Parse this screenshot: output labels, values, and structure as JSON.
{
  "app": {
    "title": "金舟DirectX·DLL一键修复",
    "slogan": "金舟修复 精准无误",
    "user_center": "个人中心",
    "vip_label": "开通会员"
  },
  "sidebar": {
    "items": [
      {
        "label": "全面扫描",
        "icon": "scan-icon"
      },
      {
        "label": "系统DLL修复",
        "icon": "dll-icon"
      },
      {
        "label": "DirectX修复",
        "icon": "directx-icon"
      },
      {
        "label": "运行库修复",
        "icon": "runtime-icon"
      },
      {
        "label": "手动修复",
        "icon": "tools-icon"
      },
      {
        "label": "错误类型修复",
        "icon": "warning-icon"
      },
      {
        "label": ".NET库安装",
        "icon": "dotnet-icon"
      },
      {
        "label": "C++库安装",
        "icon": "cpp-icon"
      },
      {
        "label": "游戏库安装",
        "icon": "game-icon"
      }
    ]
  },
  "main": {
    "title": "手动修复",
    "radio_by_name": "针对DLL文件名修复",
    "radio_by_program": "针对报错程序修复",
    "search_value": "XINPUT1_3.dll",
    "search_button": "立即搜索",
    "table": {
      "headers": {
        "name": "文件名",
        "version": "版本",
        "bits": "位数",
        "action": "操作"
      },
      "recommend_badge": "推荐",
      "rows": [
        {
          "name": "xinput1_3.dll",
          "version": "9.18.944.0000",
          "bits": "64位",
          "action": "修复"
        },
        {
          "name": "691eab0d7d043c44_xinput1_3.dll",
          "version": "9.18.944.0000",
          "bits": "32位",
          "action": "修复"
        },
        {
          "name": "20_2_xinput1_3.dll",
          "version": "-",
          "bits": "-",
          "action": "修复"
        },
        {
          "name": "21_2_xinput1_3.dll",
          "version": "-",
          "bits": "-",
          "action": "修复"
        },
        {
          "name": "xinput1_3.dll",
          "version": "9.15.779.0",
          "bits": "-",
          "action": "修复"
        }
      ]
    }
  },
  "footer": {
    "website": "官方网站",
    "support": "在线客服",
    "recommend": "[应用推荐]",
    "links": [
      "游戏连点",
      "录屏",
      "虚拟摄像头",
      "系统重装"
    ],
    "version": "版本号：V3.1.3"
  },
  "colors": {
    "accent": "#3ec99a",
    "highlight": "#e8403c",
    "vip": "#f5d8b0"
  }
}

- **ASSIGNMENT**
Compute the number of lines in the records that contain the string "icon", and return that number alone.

- **EXERCISE ANSWER**
9